*** Entries supplied Section Begins ***

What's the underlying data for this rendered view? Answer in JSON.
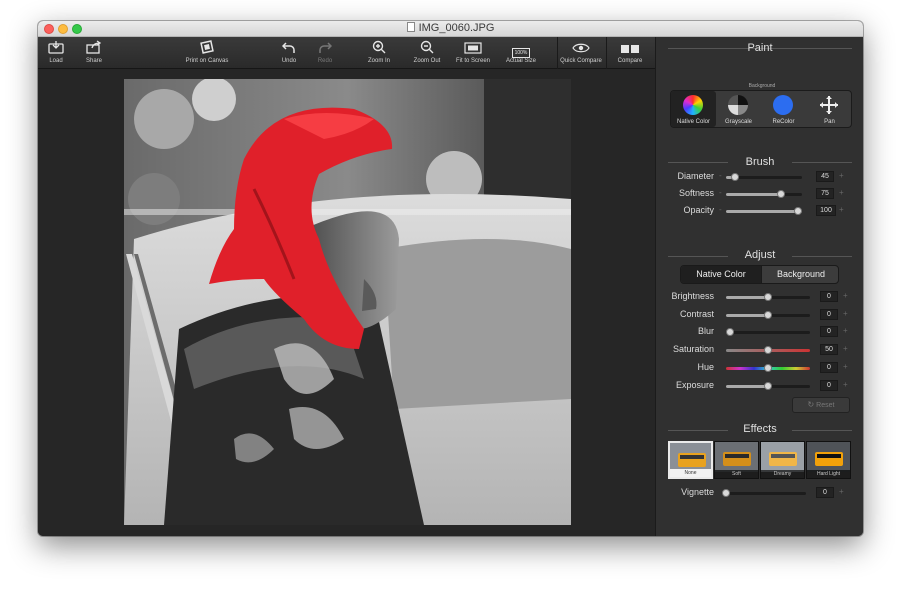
{
  "window": {
    "title": "IMG_0060.JPG"
  },
  "toolbar": {
    "load": "Load",
    "share": "Share",
    "print": "Print on Canvas",
    "undo": "Undo",
    "redo": "Redo",
    "zoom_in": "Zoom In",
    "zoom_out": "Zoom Out",
    "fit": "Fit to Screen",
    "actual": "Actual Size",
    "actual_badge": "100%",
    "quick_compare": "Quick Compare",
    "compare": "Compare"
  },
  "paint": {
    "title": "Paint",
    "background_caption": "Background",
    "modes": [
      {
        "label": "Native Color",
        "selected": true
      },
      {
        "label": "Grayscale",
        "selected": false
      },
      {
        "label": "ReColor",
        "selected": false
      },
      {
        "label": "Pan",
        "selected": false
      }
    ]
  },
  "brush": {
    "title": "Brush",
    "sliders": [
      {
        "label": "Diameter",
        "value": "45",
        "level": 0.08
      },
      {
        "label": "Softness",
        "value": "75",
        "level": 0.75
      },
      {
        "label": "Opacity",
        "value": "100",
        "level": 1.0
      }
    ]
  },
  "adjust": {
    "title": "Adjust",
    "tabs": [
      "Native Color",
      "Background"
    ],
    "active_tab": 0,
    "sliders": [
      {
        "label": "Brightness",
        "value": "0",
        "level": 0.5
      },
      {
        "label": "Contrast",
        "value": "0",
        "level": 0.5
      },
      {
        "label": "Blur",
        "value": "0",
        "level": 0.0
      },
      {
        "label": "Saturation",
        "value": "50",
        "level": 0.5
      },
      {
        "label": "Hue",
        "value": "0",
        "level": 0.5
      },
      {
        "label": "Exposure",
        "value": "0",
        "level": 0.5
      }
    ],
    "reset": "Reset"
  },
  "effects": {
    "title": "Effects",
    "items": [
      {
        "label": "None",
        "selected": true
      },
      {
        "label": "Soft",
        "selected": false
      },
      {
        "label": "Dreamy",
        "selected": false
      },
      {
        "label": "Hard Light",
        "selected": false
      }
    ],
    "vignette": {
      "label": "Vignette",
      "value": "0",
      "level": 0.0
    }
  },
  "colors": {
    "headscarf": "#e0202a",
    "recolor": "#2c6df0"
  }
}
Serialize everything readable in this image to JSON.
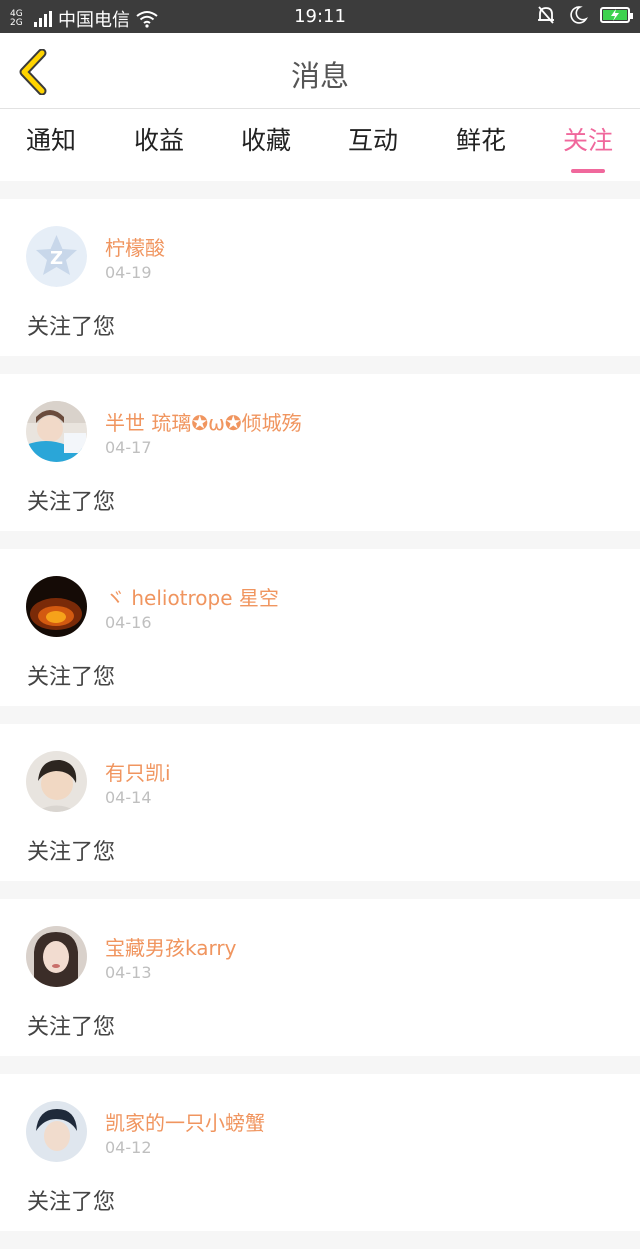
{
  "status_bar": {
    "network": "4G 2G",
    "carrier": "中国电信",
    "time": "19:11"
  },
  "header": {
    "title": "消息"
  },
  "tabs": [
    {
      "label": "通知",
      "active": false
    },
    {
      "label": "收益",
      "active": false
    },
    {
      "label": "收藏",
      "active": false
    },
    {
      "label": "互动",
      "active": false
    },
    {
      "label": "鲜花",
      "active": false
    },
    {
      "label": "关注",
      "active": true
    }
  ],
  "colors": {
    "accent_pink": "#f0689c",
    "name_orange": "#f0955f",
    "status_bar": "#3c3c3c",
    "back_arrow_yellow": "#ffd400"
  },
  "feed": [
    {
      "name": "柠檬酸",
      "date": "04-19",
      "message": "关注了您",
      "avatar": "default-qzone-avatar"
    },
    {
      "name": "半世 琉璃✪ω✪倾城殇",
      "date": "04-17",
      "message": "关注了您",
      "avatar": "photo-avatar"
    },
    {
      "name": "ヾ heliotrope 星空",
      "date": "04-16",
      "message": "关注了您",
      "avatar": "fire-text-avatar"
    },
    {
      "name": "有只凯i",
      "date": "04-14",
      "message": "关注了您",
      "avatar": "photo-avatar"
    },
    {
      "name": "宝藏男孩karry",
      "date": "04-13",
      "message": "关注了您",
      "avatar": "photo-avatar"
    },
    {
      "name": "凯家的一只小螃蟹",
      "date": "04-12",
      "message": "关注了您",
      "avatar": "photo-avatar"
    }
  ]
}
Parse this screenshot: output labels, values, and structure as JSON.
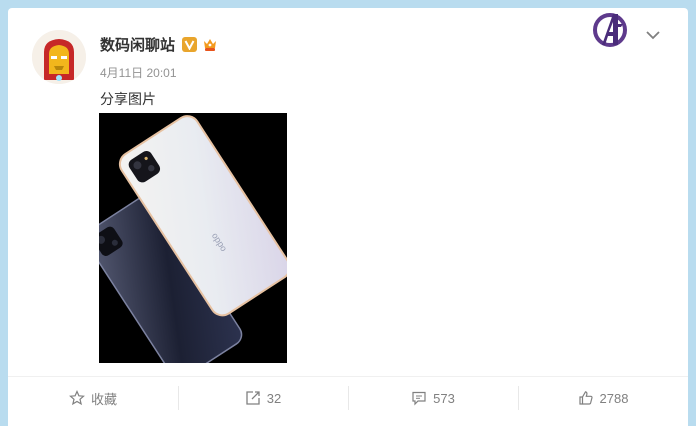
{
  "post": {
    "author": "数码闲聊站",
    "timestamp": "4月11日 20:01",
    "text": "分享图片"
  },
  "actions": {
    "favorite_label": "收藏",
    "repost_count": "32",
    "comment_count": "573",
    "like_count": "2788"
  },
  "colors": {
    "page_background": "#b9dcef",
    "card": "#ffffff",
    "verified_badge": "#e9a52c",
    "muted_text": "#808080"
  },
  "icons": [
    "iron-man-avatar",
    "verified-badge-icon",
    "member-badge-icon",
    "avengers-logo-icon",
    "chevron-down-icon",
    "star-icon",
    "share-icon",
    "comment-icon",
    "thumbs-up-icon"
  ]
}
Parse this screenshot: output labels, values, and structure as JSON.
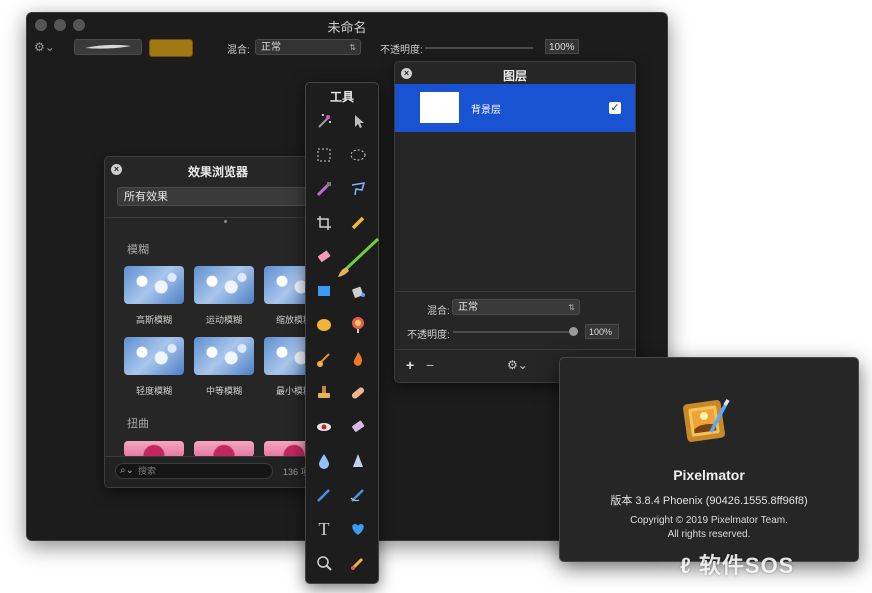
{
  "main_window": {
    "title": "未命名",
    "blend_label": "混合:",
    "blend_value": "正常",
    "opacity_label": "不透明度:",
    "opacity_value": "100%",
    "brush_color": "#a17813"
  },
  "effects_browser": {
    "title": "效果浏览器",
    "category_select": "所有效果",
    "groups": [
      {
        "label": "模糊",
        "items": [
          "高斯模糊",
          "运动模糊",
          "缩放模糊",
          "轻度模糊",
          "中等模糊",
          "最小模糊"
        ]
      },
      {
        "label": "扭曲"
      }
    ],
    "search_placeholder": "搜索",
    "count": "136 项"
  },
  "tools_palette": {
    "title": "工具",
    "tools": [
      "magic-wand",
      "arrange-pointer",
      "rect-select",
      "ellipse-select",
      "color-picker",
      "lasso",
      "crop",
      "pencil",
      "eraser",
      "brush",
      "shape",
      "fill-bucket",
      "sponge",
      "gradient",
      "smudge",
      "burn",
      "stamp",
      "bandage",
      "red-eye",
      "light-eraser",
      "blur-drop",
      "sharpen",
      "pen",
      "freeform-pen",
      "type",
      "heart-shape",
      "zoom",
      "color-sample"
    ]
  },
  "layers_panel": {
    "title": "图层",
    "layers": [
      {
        "name": "背景层",
        "visible": true,
        "selected": true
      }
    ],
    "blend_label": "混合:",
    "blend_value": "正常",
    "opacity_label": "不透明度:",
    "opacity_value": "100%",
    "add_label": "+",
    "remove_label": "−",
    "gear_label": "⚙︎⌄"
  },
  "about_window": {
    "app_name": "Pixelmator",
    "version": "版本 3.8.4 Phoenix (90426.1555.8ff96f8)",
    "copyright_line1": "Copyright © 2019 Pixelmator Team.",
    "copyright_line2": "All rights reserved."
  },
  "watermark": "软件SOS",
  "colors": {
    "accent_selection": "#1a53d2",
    "panel_bg": "#262626",
    "window_bg": "#1c1c1c"
  }
}
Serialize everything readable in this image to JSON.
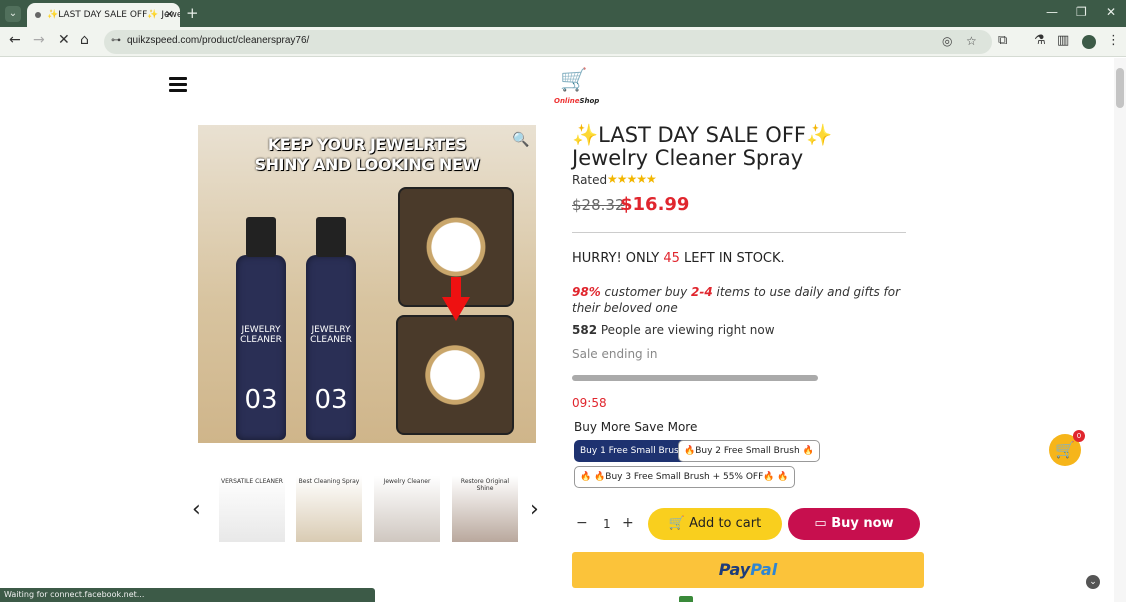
{
  "browser": {
    "tab_title": "✨LAST DAY SALE OFF✨ Jewe",
    "tab_close": "✕",
    "new_tab": "+",
    "url": "quikzspeed.com/product/cleanerspray76/",
    "status_text": "Waiting for connect.facebook.net..."
  },
  "header": {
    "logo_text_1": "Online",
    "logo_text_2": "Shop"
  },
  "gallery": {
    "headline_1": "KEEP YOUR JEWELRTES",
    "headline_2": "SHINY AND LOOKING NEW",
    "bottle_label": "JEWELRY CLEANER",
    "bottle_number": "03",
    "thumbnails": [
      {
        "title": "VERSATILE CLEANER"
      },
      {
        "title": "Best Cleaning Spray"
      },
      {
        "title": "Jewelry Cleaner"
      },
      {
        "title": "Restore Original Shine"
      }
    ]
  },
  "product": {
    "title": "✨LAST DAY SALE OFF✨ Jewelry Cleaner Spray",
    "rated_label": "Rated",
    "rating_stars": 5,
    "stars_text": "★★★★★",
    "old_price": "$28.32",
    "new_price": "$16.99",
    "stock_prefix": "HURRY! ONLY ",
    "stock_count": "45",
    "stock_suffix": " LEFT IN STOCK.",
    "cust_pct": "98%",
    "cust_mid": " customer buy ",
    "cust_range": "2-4",
    "cust_end": " items to use daily and gifts for their beloved one",
    "viewing_count": "582",
    "viewing_text": " People are viewing right now",
    "sale_ending": "Sale ending in",
    "sale_progress": 1.0,
    "timer": "09:58",
    "bundle_heading": "Buy More Save More",
    "bundles": [
      {
        "label": "Buy 1 Free Small Brush",
        "selected": true
      },
      {
        "label": "🔥Buy 2 Free Small Brush 🔥",
        "selected": false
      },
      {
        "label": "🔥 🔥Buy 3 Free Small Brush + 55% OFF🔥 🔥",
        "selected": false
      }
    ],
    "quantity": "1",
    "add_to_cart": "Add to cart",
    "buy_now": "Buy now",
    "paypal_1": "Pay",
    "paypal_2": "Pal"
  },
  "cart": {
    "count": "0"
  },
  "colors": {
    "accent_red": "#e0262e",
    "buy_now": "#c70f4e",
    "add_to_cart": "#f9cf1e",
    "paypal": "#fbc33a",
    "selected_bundle": "#1e3270",
    "chrome": "#3c5a47"
  },
  "icons": [
    "tab-list-icon",
    "back-icon",
    "forward-icon",
    "reload-icon",
    "home-icon",
    "site-info-icon",
    "eye-off-icon",
    "star-icon",
    "extensions-icon",
    "lab-icon",
    "sidebar-icon",
    "profile-icon",
    "menu-dots-icon",
    "hamburger-icon",
    "search-zoom-icon",
    "cart-icon",
    "card-icon",
    "chevron-left-icon",
    "chevron-right-icon",
    "scroll-top-icon"
  ]
}
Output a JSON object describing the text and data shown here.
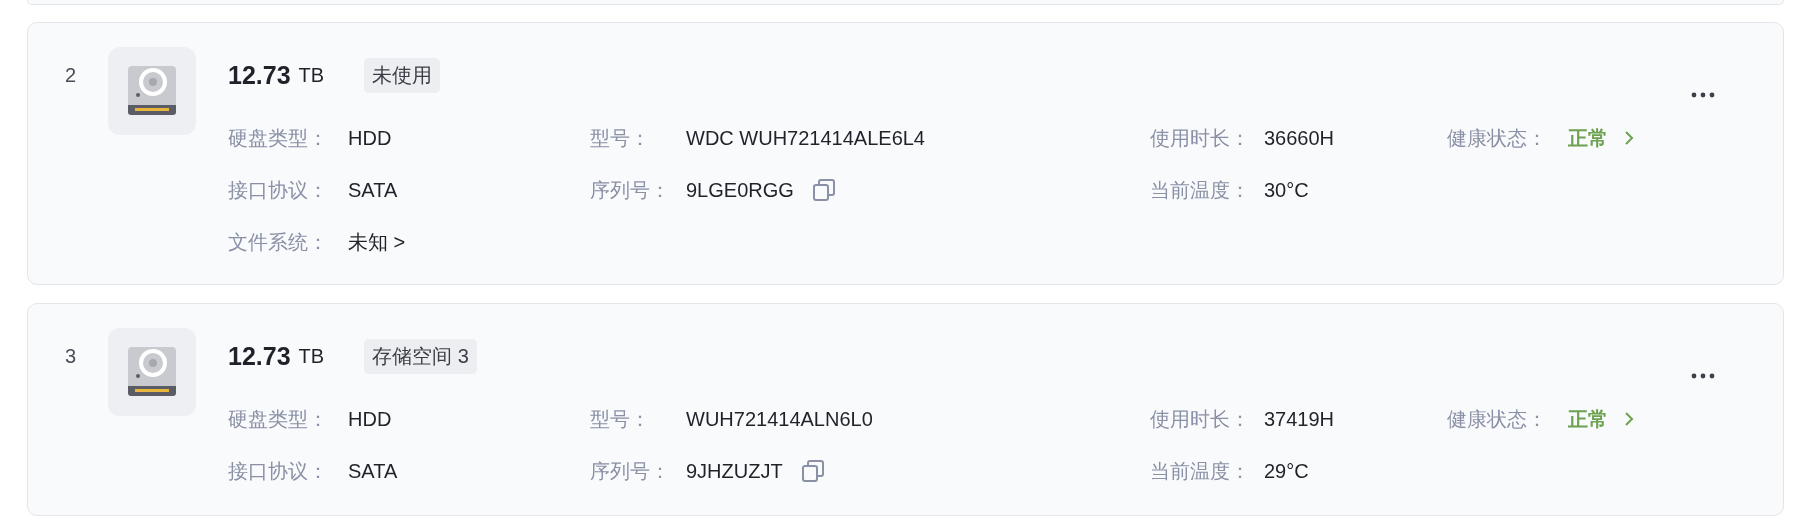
{
  "disks": [
    {
      "index": "2",
      "capacity": "12.73",
      "unit": "TB",
      "tag": "未使用",
      "rows": [
        [
          {
            "label": "硬盘类型：",
            "value": "HDD",
            "kind": "plain"
          },
          {
            "label": "型号：",
            "value": "WDC WUH721414ALE6L4",
            "kind": "plain"
          },
          {
            "label": "使用时长：",
            "value": "36660H",
            "kind": "plain"
          },
          {
            "label": "健康状态：",
            "value": "正常",
            "kind": "health"
          }
        ],
        [
          {
            "label": "接口协议：",
            "value": "SATA",
            "kind": "plain"
          },
          {
            "label": "序列号：",
            "value": "9LGE0RGG",
            "kind": "copy"
          },
          {
            "label": "当前温度：",
            "value": "30°C",
            "kind": "plain"
          }
        ],
        [
          {
            "label": "文件系统：",
            "value": "未知 >",
            "kind": "link"
          }
        ]
      ]
    },
    {
      "index": "3",
      "capacity": "12.73",
      "unit": "TB",
      "tag": "存储空间 3",
      "rows": [
        [
          {
            "label": "硬盘类型：",
            "value": "HDD",
            "kind": "plain"
          },
          {
            "label": "型号：",
            "value": "WUH721414ALN6L0",
            "kind": "plain"
          },
          {
            "label": "使用时长：",
            "value": "37419H",
            "kind": "plain"
          },
          {
            "label": "健康状态：",
            "value": "正常",
            "kind": "health"
          }
        ],
        [
          {
            "label": "接口协议：",
            "value": "SATA",
            "kind": "plain"
          },
          {
            "label": "序列号：",
            "value": "9JHZUZJT",
            "kind": "copy"
          },
          {
            "label": "当前温度：",
            "value": "29°C",
            "kind": "plain"
          }
        ]
      ]
    }
  ]
}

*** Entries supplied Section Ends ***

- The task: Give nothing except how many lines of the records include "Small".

- Answer below: 3